WHAT IS NEEDED:
Repeat every line below exactly as it reads.

DATA EXTRACT:
= = = = = = =
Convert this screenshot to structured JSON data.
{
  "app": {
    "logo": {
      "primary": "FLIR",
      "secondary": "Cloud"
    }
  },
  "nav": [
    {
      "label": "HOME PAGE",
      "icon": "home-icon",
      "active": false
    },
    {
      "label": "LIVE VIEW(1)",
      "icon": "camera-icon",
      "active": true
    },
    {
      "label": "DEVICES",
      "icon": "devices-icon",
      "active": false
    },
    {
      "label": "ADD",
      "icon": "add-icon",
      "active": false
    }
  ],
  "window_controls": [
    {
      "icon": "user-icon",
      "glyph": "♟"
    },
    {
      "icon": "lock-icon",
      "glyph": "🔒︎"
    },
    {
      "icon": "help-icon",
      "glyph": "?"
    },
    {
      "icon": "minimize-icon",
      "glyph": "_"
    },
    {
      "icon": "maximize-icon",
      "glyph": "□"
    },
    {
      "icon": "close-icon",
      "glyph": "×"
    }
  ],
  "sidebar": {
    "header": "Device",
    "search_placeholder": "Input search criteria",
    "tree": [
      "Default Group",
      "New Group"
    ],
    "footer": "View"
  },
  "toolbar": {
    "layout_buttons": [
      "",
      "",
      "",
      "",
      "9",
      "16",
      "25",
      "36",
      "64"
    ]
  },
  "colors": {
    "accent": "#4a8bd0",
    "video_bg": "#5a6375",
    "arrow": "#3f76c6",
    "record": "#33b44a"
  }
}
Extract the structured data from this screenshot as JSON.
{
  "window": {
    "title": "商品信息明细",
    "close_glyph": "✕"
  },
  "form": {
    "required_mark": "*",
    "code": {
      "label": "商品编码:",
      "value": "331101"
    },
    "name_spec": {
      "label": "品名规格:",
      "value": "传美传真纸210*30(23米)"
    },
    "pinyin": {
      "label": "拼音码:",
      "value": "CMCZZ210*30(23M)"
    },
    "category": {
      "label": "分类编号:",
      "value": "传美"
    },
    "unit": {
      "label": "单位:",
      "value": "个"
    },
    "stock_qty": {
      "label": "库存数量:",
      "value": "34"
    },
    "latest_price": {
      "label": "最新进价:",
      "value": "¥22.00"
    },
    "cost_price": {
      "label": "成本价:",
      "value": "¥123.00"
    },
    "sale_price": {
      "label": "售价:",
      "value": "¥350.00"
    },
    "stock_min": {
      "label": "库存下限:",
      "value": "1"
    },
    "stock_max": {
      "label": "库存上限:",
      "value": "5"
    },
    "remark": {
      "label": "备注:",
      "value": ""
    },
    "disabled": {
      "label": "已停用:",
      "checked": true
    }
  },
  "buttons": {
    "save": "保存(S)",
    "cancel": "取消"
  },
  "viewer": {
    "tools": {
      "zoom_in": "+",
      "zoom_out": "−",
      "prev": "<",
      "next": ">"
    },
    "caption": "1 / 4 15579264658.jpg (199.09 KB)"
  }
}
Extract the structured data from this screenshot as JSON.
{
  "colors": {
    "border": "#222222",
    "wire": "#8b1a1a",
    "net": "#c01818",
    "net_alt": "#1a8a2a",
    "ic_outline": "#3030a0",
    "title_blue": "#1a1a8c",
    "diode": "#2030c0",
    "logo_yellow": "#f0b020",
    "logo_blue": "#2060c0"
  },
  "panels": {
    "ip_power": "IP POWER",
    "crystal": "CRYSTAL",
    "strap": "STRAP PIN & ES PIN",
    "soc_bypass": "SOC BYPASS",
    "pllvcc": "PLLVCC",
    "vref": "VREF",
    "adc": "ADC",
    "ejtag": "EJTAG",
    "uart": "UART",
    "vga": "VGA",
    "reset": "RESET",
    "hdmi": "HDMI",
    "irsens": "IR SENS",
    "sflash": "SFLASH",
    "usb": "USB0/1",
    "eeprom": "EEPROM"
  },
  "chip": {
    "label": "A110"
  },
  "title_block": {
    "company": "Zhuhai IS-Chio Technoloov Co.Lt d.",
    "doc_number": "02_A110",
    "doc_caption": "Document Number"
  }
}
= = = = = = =
OUTPUT FOR THIS TASK:
Convert this screenshot to structured JSON data.
{
  "app": {
    "logo": {
      "primary": "FLIR",
      "secondary": "Cloud"
    }
  },
  "nav": [
    {
      "label": "HOME PAGE",
      "icon": "home-icon",
      "active": false
    },
    {
      "label": "LIVE VIEW(1)",
      "icon": "camera-icon",
      "active": true
    },
    {
      "label": "DEVICES",
      "icon": "devices-icon",
      "active": false
    },
    {
      "label": "ADD",
      "icon": "add-icon",
      "active": false
    }
  ],
  "window_controls": [
    {
      "icon": "user-icon",
      "glyph": "♟"
    },
    {
      "icon": "lock-icon",
      "glyph": "🔒︎"
    },
    {
      "icon": "help-icon",
      "glyph": "?"
    },
    {
      "icon": "minimize-icon",
      "glyph": "_"
    },
    {
      "icon": "maximize-icon",
      "glyph": "□"
    },
    {
      "icon": "close-icon",
      "glyph": "×"
    }
  ],
  "sidebar": {
    "header": "Device",
    "search_placeholder": "Input search criteria",
    "tree": [
      "Default Group",
      "New Group"
    ],
    "footer": "View"
  },
  "toolbar": {
    "layout_buttons": [
      "",
      "",
      "",
      "",
      "9",
      "16",
      "25",
      "36",
      "64"
    ]
  },
  "colors": {
    "accent": "#4a8bd0",
    "video_bg": "#5a6375",
    "arrow": "#3f76c6",
    "record": "#33b44a"
  }
}
Extract the structured data from this screenshot as JSON.
{
  "window": {
    "title": "商品信息明细",
    "close_glyph": "✕"
  },
  "form": {
    "required_mark": "*",
    "code": {
      "label": "商品编码:",
      "value": "331101"
    },
    "name_spec": {
      "label": "品名规格:",
      "value": "传美传真纸210*30(23米)"
    },
    "pinyin": {
      "label": "拼音码:",
      "value": "CMCZZ210*30(23M)"
    },
    "category": {
      "label": "分类编号:",
      "value": "传美"
    },
    "unit": {
      "label": "单位:",
      "value": "个"
    },
    "stock_qty": {
      "label": "库存数量:",
      "value": "34"
    },
    "latest_price": {
      "label": "最新进价:",
      "value": "¥22.00"
    },
    "cost_price": {
      "label": "成本价:",
      "value": "¥123.00"
    },
    "sale_price": {
      "label": "售价:",
      "value": "¥350.00"
    },
    "stock_min": {
      "label": "库存下限:",
      "value": "1"
    },
    "stock_max": {
      "label": "库存上限:",
      "value": "5"
    },
    "remark": {
      "label": "备注:",
      "value": ""
    },
    "disabled": {
      "label": "已停用:",
      "checked": true
    }
  },
  "buttons": {
    "save": "保存(S)",
    "cancel": "取消"
  },
  "viewer": {
    "tools": {
      "zoom_in": "+",
      "zoom_out": "−",
      "prev": "<",
      "next": ">"
    },
    "caption": "1 / 4 15579264658.jpg (199.09 KB)"
  }
}
Extract the structured data from this screenshot as JSON.
{
  "colors": {
    "border": "#222222",
    "wire": "#8b1a1a",
    "net": "#c01818",
    "net_alt": "#1a8a2a",
    "ic_outline": "#3030a0",
    "title_blue": "#1a1a8c",
    "diode": "#2030c0",
    "logo_yellow": "#f0b020",
    "logo_blue": "#2060c0"
  },
  "panels": {
    "ip_power": "IP POWER",
    "crystal": "CRYSTAL",
    "strap": "STRAP PIN & ES PIN",
    "soc_bypass": "SOC BYPASS",
    "pllvcc": "PLLVCC",
    "vref": "VREF",
    "adc": "ADC",
    "ejtag": "EJTAG",
    "uart": "UART",
    "vga": "VGA",
    "reset": "RESET",
    "hdmi": "HDMI",
    "irsens": "IR SENS",
    "sflash": "SFLASH",
    "usb": "USB0/1",
    "eeprom": "EEPROM"
  },
  "chip": {
    "label": "A110"
  },
  "title_block": {
    "company": "Zhuhai IS-Chio Technoloov Co.Lt d.",
    "doc_number": "02_A110",
    "doc_caption": "Document Number"
  }
}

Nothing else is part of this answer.